Mile End, by the way, is the name of Montreal’s historically working-class Jewish quarter.
The “Hot Pastrami Sandwich” ($12), hand-cut Montreal smoked meat served on Orwasher’s rye, could not have looked any more enticing.
The adorably portioned sandwich was stacked tall with thick, tender, beautifully seasoned slices of smoked meat. A touch of mustard kept the protein’s richness in check, bringing balance to the entire creation.
Continue reading ‘Mile End Sandwich – New York City’
I’ve passed by Katz’s Delicatessen dozens of times over the years while striding down Houston toward the East River for a run, but never sat down for a proper pastrami sandwich until my latest jaunt to the big city.
The Astronomer and I, along with our friend Miho, Cousin Jackie, and Jackie’s boyfriend Aaron, descended upon this New York City institution (est. 1888) for an early Saturday dinner. The crowd wasn’t too robust at this hour, which proved to be a good thing for this group of Katz’s newbies because things work a little differently ’round here…
We were each handed a paper ticket as we walked through the front door. The placards hanging from the ceiling directed us to the various ordering counters. There was a separate queue for each course—appetizers, sandwiches, desserts, and drinks. While this somewhat archaic and chaotic ordering system worked fine for us, it was nice to know that there were a few seats reserved in the dining room for full table service if need be.
As soon as I made my way to the front of the line, my sandwich was constructed right before my eyes. Best of all were the scraps of pastrami that the sandwich artist passed my way to make the wait a tastier one. No cash was exchanged at this point—just a scribble on my ticket and I was set to find a seat.
Continue reading ‘Katz’s Delicatessen – New York City’
After lunching on two not-so-memorable sandwiches at Bay Cities and The Spice Table, I finally struck sandwich gold at Langer’s Delicatessen. Located across from MacArthur Park on the cusp of Koreatown, Langer’s has been smoking, steaming, and hand-slicing their world famous pastrami for over sixty years.

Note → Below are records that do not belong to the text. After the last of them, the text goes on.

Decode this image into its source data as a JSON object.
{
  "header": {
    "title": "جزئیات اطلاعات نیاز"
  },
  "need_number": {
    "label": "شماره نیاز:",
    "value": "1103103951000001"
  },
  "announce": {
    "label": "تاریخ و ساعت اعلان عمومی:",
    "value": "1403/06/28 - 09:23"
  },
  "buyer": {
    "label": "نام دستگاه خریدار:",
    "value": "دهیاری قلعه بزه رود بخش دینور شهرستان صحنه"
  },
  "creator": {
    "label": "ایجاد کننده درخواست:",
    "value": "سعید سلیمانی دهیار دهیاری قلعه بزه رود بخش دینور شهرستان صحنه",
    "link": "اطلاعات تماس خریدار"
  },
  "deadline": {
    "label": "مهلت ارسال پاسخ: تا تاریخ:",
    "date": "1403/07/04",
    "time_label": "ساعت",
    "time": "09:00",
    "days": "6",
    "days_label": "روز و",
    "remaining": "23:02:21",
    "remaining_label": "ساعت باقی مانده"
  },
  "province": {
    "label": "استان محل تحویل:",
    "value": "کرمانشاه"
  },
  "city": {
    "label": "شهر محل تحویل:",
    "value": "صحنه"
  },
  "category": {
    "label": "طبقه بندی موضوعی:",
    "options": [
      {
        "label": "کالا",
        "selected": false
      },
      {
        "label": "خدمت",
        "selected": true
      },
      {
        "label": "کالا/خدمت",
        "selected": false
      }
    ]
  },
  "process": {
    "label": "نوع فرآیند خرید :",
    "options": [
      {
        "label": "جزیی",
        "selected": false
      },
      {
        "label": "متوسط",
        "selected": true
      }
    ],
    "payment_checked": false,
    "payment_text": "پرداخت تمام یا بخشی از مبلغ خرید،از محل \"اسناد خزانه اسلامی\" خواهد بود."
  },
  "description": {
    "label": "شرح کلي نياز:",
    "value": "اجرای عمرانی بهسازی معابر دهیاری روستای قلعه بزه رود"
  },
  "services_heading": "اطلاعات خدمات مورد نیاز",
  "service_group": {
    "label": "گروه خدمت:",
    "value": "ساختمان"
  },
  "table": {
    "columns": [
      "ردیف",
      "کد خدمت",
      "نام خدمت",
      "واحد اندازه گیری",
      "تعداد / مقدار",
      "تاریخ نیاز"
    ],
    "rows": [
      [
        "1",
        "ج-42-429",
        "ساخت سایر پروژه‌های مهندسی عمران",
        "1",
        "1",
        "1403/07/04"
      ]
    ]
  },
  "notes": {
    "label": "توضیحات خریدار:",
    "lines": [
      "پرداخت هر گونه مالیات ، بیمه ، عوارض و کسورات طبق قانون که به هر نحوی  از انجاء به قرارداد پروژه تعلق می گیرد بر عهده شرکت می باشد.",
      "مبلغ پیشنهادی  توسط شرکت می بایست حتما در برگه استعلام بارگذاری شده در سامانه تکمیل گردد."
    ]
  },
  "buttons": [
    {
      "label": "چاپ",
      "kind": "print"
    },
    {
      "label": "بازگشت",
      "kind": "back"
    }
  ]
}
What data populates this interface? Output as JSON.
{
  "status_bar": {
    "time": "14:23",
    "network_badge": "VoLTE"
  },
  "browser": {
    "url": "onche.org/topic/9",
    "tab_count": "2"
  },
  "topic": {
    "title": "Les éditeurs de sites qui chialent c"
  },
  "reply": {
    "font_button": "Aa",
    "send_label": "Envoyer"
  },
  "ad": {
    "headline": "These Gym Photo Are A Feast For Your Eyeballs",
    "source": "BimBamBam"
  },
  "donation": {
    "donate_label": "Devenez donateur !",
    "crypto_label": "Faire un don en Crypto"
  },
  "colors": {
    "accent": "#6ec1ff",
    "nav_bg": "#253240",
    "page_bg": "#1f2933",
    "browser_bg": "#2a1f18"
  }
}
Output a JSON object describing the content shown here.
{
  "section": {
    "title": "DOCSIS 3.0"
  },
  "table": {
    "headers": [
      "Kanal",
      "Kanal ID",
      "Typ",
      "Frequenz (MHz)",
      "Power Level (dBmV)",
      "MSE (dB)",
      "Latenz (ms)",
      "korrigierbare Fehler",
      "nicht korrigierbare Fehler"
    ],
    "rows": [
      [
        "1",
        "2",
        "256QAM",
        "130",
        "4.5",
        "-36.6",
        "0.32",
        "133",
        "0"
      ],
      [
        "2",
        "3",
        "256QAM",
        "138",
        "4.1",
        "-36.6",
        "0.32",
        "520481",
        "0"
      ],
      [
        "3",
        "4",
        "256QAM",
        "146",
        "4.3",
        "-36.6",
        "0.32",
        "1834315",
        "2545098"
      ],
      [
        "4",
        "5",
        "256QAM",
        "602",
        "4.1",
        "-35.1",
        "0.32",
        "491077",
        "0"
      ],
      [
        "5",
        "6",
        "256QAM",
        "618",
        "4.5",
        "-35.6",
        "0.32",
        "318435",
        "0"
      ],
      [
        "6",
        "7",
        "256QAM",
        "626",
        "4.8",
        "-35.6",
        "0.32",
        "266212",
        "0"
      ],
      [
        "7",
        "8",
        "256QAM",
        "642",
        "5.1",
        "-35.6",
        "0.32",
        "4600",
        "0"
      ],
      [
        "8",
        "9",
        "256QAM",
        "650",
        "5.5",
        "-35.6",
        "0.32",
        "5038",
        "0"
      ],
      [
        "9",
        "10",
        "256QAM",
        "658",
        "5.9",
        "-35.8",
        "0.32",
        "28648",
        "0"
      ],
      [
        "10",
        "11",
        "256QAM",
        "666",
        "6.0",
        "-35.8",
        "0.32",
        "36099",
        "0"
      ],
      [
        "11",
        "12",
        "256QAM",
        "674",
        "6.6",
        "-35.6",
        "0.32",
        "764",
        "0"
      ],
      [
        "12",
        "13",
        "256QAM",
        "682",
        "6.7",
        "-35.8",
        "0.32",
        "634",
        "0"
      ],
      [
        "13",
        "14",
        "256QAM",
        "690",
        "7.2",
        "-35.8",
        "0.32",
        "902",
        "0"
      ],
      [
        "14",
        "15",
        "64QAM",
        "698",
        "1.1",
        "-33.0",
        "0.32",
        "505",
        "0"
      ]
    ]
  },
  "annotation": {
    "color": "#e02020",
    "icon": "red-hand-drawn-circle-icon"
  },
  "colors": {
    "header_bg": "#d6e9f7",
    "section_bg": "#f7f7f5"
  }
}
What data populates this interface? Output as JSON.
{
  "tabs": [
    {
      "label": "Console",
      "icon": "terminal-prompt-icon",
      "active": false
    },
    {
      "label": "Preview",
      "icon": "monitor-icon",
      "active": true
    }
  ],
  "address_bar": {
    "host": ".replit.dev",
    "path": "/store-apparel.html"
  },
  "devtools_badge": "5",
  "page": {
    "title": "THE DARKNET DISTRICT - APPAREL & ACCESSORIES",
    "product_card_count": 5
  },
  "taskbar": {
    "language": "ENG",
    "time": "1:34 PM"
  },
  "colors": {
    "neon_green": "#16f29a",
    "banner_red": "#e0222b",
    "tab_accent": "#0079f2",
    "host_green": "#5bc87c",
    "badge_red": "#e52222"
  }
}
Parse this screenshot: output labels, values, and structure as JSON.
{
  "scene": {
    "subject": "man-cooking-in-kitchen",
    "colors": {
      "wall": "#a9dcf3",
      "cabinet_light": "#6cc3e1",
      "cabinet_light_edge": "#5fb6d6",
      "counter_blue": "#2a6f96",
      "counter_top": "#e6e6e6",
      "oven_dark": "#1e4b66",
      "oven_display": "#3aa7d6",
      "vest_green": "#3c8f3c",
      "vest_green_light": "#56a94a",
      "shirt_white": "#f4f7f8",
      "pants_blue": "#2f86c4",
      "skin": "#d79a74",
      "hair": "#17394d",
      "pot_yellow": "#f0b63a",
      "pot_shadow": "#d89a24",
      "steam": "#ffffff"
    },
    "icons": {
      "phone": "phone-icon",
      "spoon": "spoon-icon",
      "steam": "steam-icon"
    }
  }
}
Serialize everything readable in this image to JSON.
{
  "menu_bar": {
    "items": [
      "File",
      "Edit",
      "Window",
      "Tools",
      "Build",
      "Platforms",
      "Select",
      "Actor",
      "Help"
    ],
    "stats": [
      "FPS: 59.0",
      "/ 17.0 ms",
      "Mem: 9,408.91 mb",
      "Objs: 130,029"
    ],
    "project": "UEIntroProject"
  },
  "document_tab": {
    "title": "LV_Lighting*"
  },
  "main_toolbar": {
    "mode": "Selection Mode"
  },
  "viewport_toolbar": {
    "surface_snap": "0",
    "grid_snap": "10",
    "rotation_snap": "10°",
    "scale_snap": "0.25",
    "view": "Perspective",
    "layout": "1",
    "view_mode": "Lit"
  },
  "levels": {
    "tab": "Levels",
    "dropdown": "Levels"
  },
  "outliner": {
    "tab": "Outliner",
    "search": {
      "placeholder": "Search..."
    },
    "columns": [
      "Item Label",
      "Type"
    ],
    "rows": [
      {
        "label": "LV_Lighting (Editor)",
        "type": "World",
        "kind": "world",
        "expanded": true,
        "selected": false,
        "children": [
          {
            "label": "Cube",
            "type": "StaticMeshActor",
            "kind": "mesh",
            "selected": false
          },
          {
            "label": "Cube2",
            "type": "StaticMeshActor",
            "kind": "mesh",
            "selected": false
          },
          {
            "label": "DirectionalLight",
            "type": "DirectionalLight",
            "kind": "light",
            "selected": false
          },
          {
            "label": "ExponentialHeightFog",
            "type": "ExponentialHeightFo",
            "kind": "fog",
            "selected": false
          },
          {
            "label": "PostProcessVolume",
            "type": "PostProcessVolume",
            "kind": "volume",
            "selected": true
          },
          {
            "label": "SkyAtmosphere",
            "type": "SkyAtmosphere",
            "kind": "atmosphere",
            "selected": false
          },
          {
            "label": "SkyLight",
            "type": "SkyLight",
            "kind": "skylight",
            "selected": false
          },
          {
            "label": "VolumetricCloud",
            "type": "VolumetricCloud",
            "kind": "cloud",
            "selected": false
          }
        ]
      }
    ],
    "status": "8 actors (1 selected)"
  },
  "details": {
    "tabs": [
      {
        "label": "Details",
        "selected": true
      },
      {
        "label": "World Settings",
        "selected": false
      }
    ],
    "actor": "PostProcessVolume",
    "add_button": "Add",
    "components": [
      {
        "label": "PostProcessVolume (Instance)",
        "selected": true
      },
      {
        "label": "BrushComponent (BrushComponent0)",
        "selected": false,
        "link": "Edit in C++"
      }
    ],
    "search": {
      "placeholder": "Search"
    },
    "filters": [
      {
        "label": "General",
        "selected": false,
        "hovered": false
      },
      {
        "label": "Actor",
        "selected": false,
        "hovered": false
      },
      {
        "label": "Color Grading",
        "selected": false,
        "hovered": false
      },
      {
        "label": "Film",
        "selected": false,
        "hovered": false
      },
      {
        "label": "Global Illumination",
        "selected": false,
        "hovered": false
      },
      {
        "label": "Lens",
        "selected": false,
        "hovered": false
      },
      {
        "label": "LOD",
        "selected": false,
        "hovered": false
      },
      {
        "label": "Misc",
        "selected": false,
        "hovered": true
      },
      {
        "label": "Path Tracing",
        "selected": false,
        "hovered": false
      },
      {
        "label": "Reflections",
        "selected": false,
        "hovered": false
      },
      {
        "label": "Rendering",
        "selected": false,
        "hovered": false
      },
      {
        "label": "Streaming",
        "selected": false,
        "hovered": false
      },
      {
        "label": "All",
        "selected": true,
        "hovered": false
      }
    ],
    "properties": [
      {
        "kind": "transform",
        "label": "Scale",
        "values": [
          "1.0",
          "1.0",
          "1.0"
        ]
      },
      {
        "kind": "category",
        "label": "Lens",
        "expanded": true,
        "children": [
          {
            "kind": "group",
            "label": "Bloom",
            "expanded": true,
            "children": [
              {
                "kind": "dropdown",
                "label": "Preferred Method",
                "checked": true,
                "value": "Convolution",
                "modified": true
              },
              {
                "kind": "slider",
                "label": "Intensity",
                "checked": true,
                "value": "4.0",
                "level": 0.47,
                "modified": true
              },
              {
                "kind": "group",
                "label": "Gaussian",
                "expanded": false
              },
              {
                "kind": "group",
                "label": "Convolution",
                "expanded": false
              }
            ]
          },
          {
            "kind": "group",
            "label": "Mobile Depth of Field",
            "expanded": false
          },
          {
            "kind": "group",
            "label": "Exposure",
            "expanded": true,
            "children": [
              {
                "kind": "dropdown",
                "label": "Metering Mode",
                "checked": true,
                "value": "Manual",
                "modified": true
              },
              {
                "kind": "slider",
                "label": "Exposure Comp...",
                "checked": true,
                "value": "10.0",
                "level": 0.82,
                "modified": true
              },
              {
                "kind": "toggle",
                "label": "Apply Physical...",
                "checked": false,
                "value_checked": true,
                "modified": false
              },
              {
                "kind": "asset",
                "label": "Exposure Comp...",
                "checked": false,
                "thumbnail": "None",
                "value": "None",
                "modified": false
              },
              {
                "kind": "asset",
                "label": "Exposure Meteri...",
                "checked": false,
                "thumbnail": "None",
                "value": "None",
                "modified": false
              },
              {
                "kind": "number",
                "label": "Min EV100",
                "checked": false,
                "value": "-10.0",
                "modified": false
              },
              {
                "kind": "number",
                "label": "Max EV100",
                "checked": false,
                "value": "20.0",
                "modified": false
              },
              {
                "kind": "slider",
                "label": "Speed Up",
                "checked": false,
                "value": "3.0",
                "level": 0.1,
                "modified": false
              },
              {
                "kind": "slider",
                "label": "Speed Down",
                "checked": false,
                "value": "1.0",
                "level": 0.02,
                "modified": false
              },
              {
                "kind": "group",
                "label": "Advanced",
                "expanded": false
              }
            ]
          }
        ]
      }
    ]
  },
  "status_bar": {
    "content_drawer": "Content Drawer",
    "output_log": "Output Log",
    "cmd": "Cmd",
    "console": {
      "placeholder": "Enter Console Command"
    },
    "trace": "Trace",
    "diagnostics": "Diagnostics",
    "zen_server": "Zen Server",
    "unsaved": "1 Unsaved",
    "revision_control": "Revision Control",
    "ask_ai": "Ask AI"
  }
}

The Astronomer and I were inspired to make our way here after sampling the amazing smoked meat sandwiches at Schwartz’s in Montréal. While smoked meat and pastrami aren’t exactly the same beast, we were curious to see how the two compared and whether one was superior to the other.
Joining us for lunch were our friends and fellow Langer’s newbies Lien and Diana. We were seated at a table fit for four in Joan’s jurisdiction. Even though we only understood every other word she hushed, we all agreed that Joan was hands-down the greatest waitress ever.
All three of my dining companions ordered the unadorned hot pastrami sandwich ($12.95). Diana opted for an “extra lean” version that cost an additional $3.25. The sandwiches were served with two spears of dill pickles on the side.
Continue reading ‘Langer’s Delicatessen Restaurant – Los Angeles (Westlake)’
I learned during my stay in Montréal that the locals are quite proud of their bagels. The Jewish immigrants who came to the city from Eastern Europe before and after World War II brought with them a distinct tradition of bagel making that continues today.
Montréal-style bagels are hand-rolled, boiled in honey-infused water, and baked in wood-fired ovens. In contrast to their American counterparts, the ones in Montréal are smaller, sweeter, and denser, with a crisp and smokey crust.
Since two of the city’s most famous bagel shops are located in the same Mile End neighborhood, The Astronomer and I, along with our lovely friend Nina, set out on a bagel tasting. Our first stop was at The Original Fairmount Bagel Bakery. Opened in 1919 by Isadore Shlafman, Fairmount is the city’s very first bagel bakery.
The moment we stepped into the shop, we caught sight of a baker transferring a batch of freshly baked bagels from the oven to a plastic bin using a long wooden slat. The man’s swift motion ensured that all of the bagels ended up in the bin and none on the floor.
Continue reading ‘Montréal Bagel Tour: The Original Fairmount Bagel Bakery and St. Viateur Bagel’